In critically examining Danske Bank’s CSR strategies, reports and efforts from recent years, it is quite difficult to identify any negative aspects. The company has a well-rounded, considerate, and involved approach to implementing their CSR goals, and seems to be achieving and surpassing the targets which they have set concerning elements such as the environment and youth education. Their CSR commitment is not just seen in one, but in many facets of their engagement with society and with their stakeholders. They are striving to become a positive contributor to society in the Scandinavian countries in which they are well-established, but also in other countries such as Latvia, Lithuania, and Northern Ireland. The imperative concerning their CSR strategy is that they continue to set objectives and improve, becoming more widespread and establishing new initiatives in order to keep up with the ever-changing dynamics of society in the realms of the environment, labour practices, philanthropy and other areas. With the more digitised age comes great development, but also increased threats and vulnerability both for banking customers and society in general, and with that a greater responsibility for companies such as Danske Bank to leave a positive corporate mark on the world. One can see in their CR reports that the bank is engaged with supporting and contributing to the UN Sustainable Development Goals, which is commendable and sets a positive structure with which to align their CSR strategy into the future. Therefore, in conclusion, it will be necessary for Danske Bank to continually support both financially and personnel-wise the programmes and campaigns that they have already established, while also moving forward to add to and diversify these initiatives.

Reference List

Bank Innovation. (2018). Danske Bank Unveils Solution for Quicker SME Loan Processing. [online] Available at: https://bankinnovation.net/2018/02/danske-bank-unveils-solution-for-quicker-sme-loan-processing/ [Accessed 20 Feb. 2018].

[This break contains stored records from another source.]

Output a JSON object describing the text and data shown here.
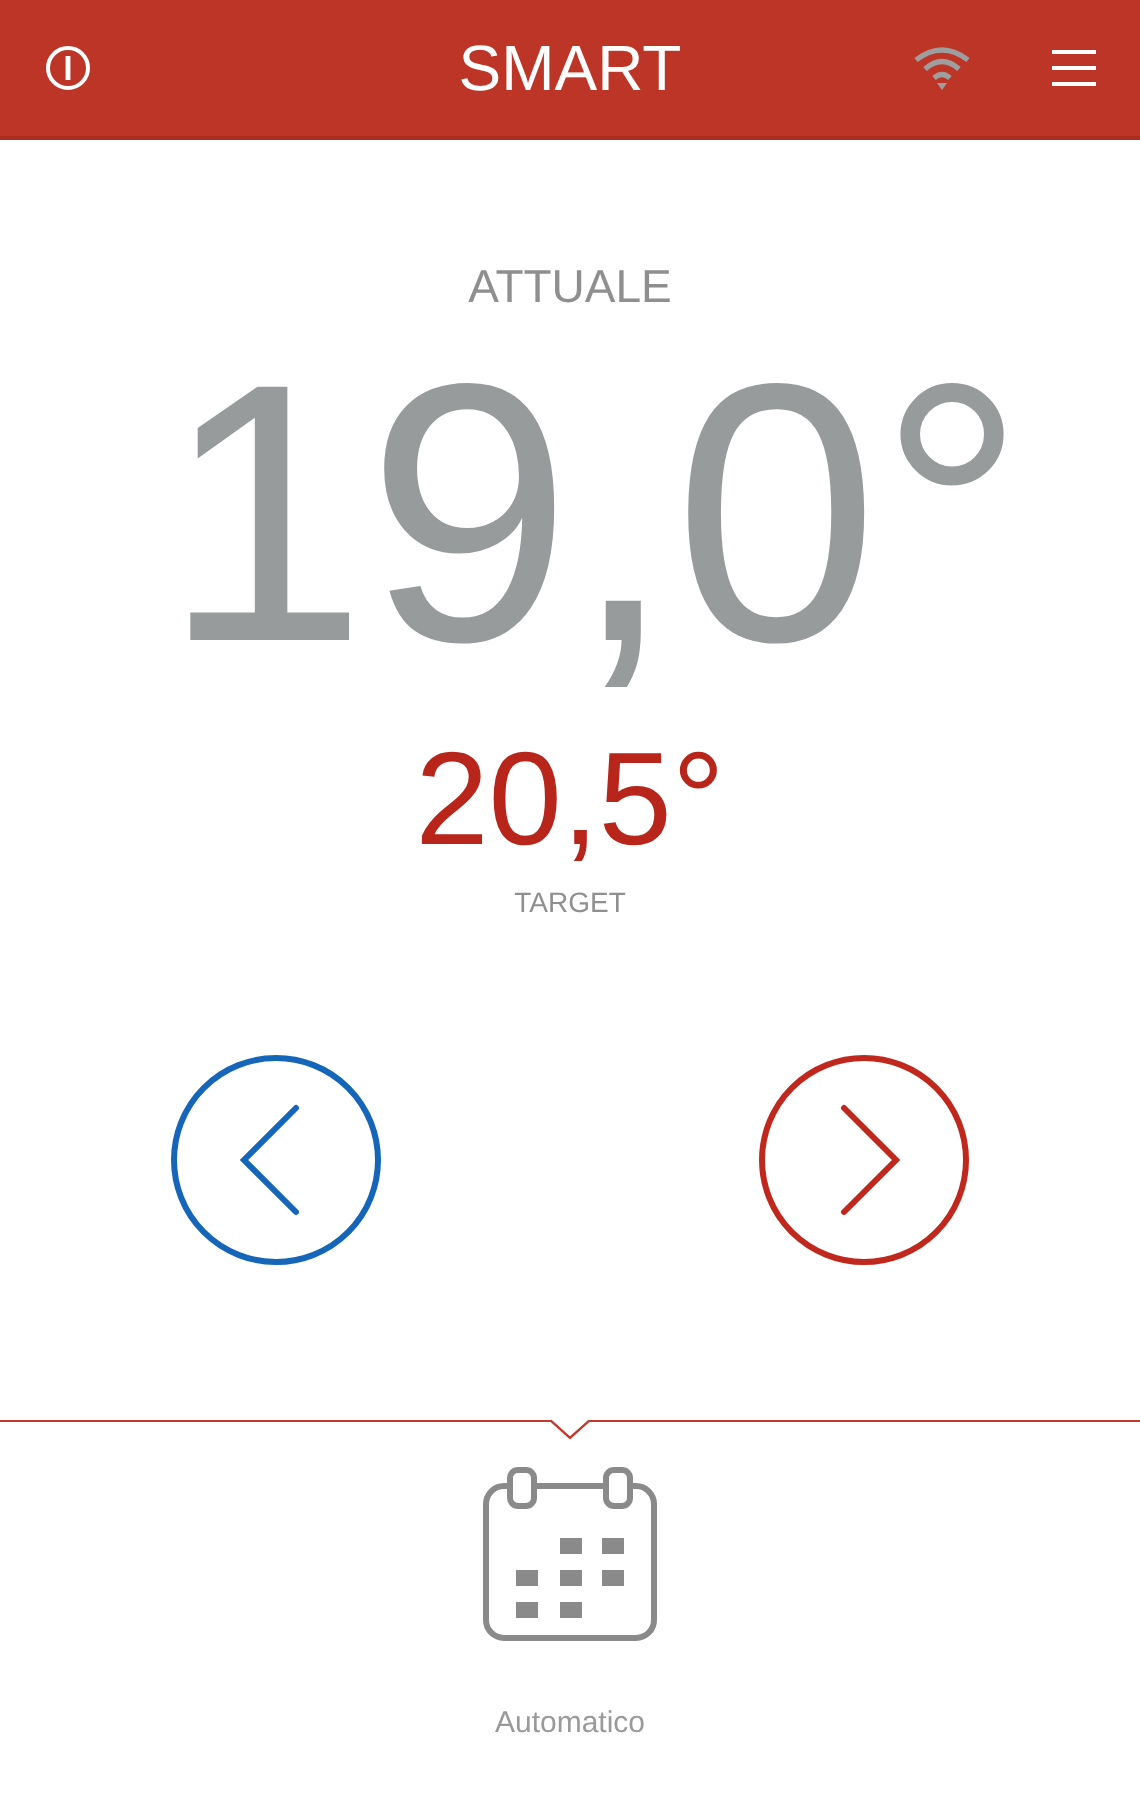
{
  "header": {
    "title": "SMART"
  },
  "current": {
    "label": "ATTUALE",
    "value": "19,0°"
  },
  "target": {
    "value": "20,5°",
    "label": "TARGET"
  },
  "buttons": [
    {
      "kind": "decrease",
      "color": "#1565b8"
    },
    {
      "kind": "increase",
      "color": "#c0281e"
    }
  ],
  "mode": {
    "label": "Automatico"
  }
}
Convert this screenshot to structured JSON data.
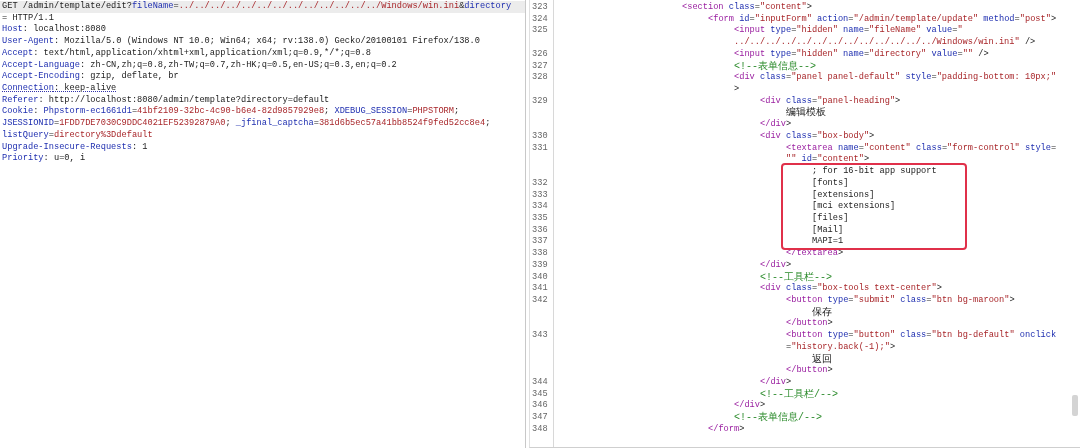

Corporate Responsibility 2016. (2016). [ebook] Danske Bank. Available at: https://danskebank.com/-/media/danske-bank-com/file-cloud/2017/2/cr-report-2016.pdf [Accessed 15 Feb. 2018].

Corporate Responsibility 2017. (2017). [ebook] Danske Bank. Available at: https://danskebank.com/-/media/danske-bank-com/file-cloud/2018/2/cr-report-2017.pdf [Accessed 18 Feb. 2018].

Danskebank.com. (2018). Promoting a healthy working environment. [online] Available at: https://danskebank.com/responsibility/responsible-employer/promoting-a-healthy-working-environment [Accessed 20 Feb. 2018].

Danskebank.com. (2018). Available at: https://danskebank.com/investor-relations/-/media/danske-bank-com/file-cloud/2018/2/annual-report-2017.pdf [Accessed 20 Feb. 2018].

Danskebank.com. (2018). Cite a Website – Cite This For Me. [online] Available at: https://danskebank.com/-/media/danske-bank-com/file-cloud/2017/2/climate-strategy-.-la=en.pdf [Accessed 20 Feb. 2018].